Weekly update on new developments in the pension industry for week ending 7 August 2017: Court of Appeal finds for employers in two pension scheme changes cases | IFS research into SPA changes | £53m in charges from AA / TAA breaches | FCA Asset Management Market Study - timeline Pensions and ‘Financing growth in innovative firms’ |
Court of Appeal finds for employers in two pension scheme changes cases
The Court of Appeal has found in favour of the BBC in an appeal by Mr Bradbury, a member of the BBC Pension Scheme. The Court held that the BBC was entitled to impose a 1% cap on pensionable pay rises and that it had not breached its implied duties of trust and confidence to its employees in the manner in which the cap had been imposed.
Separately, in a case involving pension scheme restructuring by IBM, the Court of Appeal has allowed IBM’s appeal against the High Court’s ruling that it had breached its duty of trust and confidence in relation to a programme of pension changes known as ‘Project Waltz’. The pension changes included closure of a scheme to future accrual, preventing future pay increases from being pensionable, and an early retirement policy.
IFS research into SPA changes
Findings from new research from the Institute for Fiscal Studies (IFS), into the rise in the State pension age (SPA) for women, include –
- Reduced state benefits (most importantly the state pension), increased employee national insurance contributions, and higher employment mean the increased state pension age from 60 to 63 boosts the public finances by £5.1 billion per year by 2015–16. The female state pension age is currently continuing to rise, reaching 65 in 2018 and (along with men) 66 in 2020. This public finance benefit will increase as the state pension age rises further.
- Rates of income poverty among women are greater for those just below the state pension age than for those just above it. Before the reform income poverty among 57-59 year old women was 17.5% while that for 60-62 year old women was 14.8%. The increase in income poverty from increasing the state pension age is due to fact that the working age tax and benefit system is considerably less generous than that faced by those over the state pension age.
- The higher rates of income poverty caused by the higher state pension age are not persistent in the sense that there is no impact of the reform on income poverty rates once women reach their, now higher, state pension age.
- Even for poorer groups, such as single women, and renters, who might find it particularly difficult to adjust to a higher state pension age, we find no evidence of any increase in the proportion reporting being unable to afford a set of important material items.
- The same reform increases the age that single men can claim Pension Credit from 60 to 63 over the same period. 25% of men at these ages are single, and are, on average, poorer than those men who are in couples. The reform reduces benefit incomes of single men aged 60 to 62 by an average of £21 per week (from a pre-reform average of £89), and increases their income poverty rates by 6.1 percentage points (from a pre-reform rate of 23.4%).
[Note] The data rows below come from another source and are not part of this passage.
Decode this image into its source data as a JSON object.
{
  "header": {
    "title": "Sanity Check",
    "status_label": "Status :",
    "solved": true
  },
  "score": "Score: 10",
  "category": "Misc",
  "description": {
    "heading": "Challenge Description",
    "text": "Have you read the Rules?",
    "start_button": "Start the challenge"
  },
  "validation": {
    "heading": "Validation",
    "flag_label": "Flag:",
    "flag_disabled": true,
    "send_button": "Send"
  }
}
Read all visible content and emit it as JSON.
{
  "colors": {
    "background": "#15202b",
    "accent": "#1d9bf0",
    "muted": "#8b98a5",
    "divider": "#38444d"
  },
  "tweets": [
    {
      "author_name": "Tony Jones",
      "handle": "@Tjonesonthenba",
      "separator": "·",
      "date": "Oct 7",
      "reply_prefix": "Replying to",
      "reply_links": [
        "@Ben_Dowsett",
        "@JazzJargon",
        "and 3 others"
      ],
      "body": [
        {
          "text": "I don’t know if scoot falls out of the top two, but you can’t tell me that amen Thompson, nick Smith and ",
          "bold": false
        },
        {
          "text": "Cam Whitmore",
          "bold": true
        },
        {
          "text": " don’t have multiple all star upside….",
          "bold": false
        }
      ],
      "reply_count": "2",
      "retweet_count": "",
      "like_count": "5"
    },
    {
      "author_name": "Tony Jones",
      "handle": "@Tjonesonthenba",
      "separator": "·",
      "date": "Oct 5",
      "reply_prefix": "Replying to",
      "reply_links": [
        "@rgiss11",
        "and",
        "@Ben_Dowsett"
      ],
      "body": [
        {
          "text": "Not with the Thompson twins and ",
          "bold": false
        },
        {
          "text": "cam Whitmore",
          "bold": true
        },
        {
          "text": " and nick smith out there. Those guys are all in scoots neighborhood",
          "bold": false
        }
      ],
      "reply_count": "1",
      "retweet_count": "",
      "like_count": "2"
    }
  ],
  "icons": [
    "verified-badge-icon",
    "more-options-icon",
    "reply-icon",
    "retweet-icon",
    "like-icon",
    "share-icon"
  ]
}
£53m in charges from AA / TAA breaches
In response to requests from New Model Adviser, HMRC has confirmed that pension savers paid £53 million in tax charges for breaching the Annual Allowance for tax relieved pension contributions in 2016/17 (when the Tapered Annual Allowance took effect).
According to HMRC: 2,400 individuals paid through ‘scheme pays’ (having their benefits reduced in return for their scheme administrator settling tax charges), rounded to the nearest 100. These individuals paid a total of £53 million to the nearest £1 million.
FCA Asset Management Market Study - timeline
The FCA has published a diagram setting out the remedies timeline for its Asset Management Market Study.
Pensions and ‘Financing growth in innovative firms’
A new consultation from HM Treasury considers investment in ‘patient capital’, which supports small firms to grow into large, world-leading businesses. The consultation identifies potential measures for both Defined Benefit (DB) and Defined Contribution (DC) pension investors. It also considers the requirement for experienced and talented fund managers in terms of successful investment in patient capital.
DB and DC pension schemes are identified as two large pools of potential investment, but several barriers are highlighted. The fragmentation of UK DB pension schemes is noted, but the consultation observes that the DWP is looking into this issue.
John W. Wilson LLB(Hons) FPMI ACII, Head of Research| Email: email@example.com
Stephen Williams, Senior Research Consultant | Email: firstname.lastname@example.org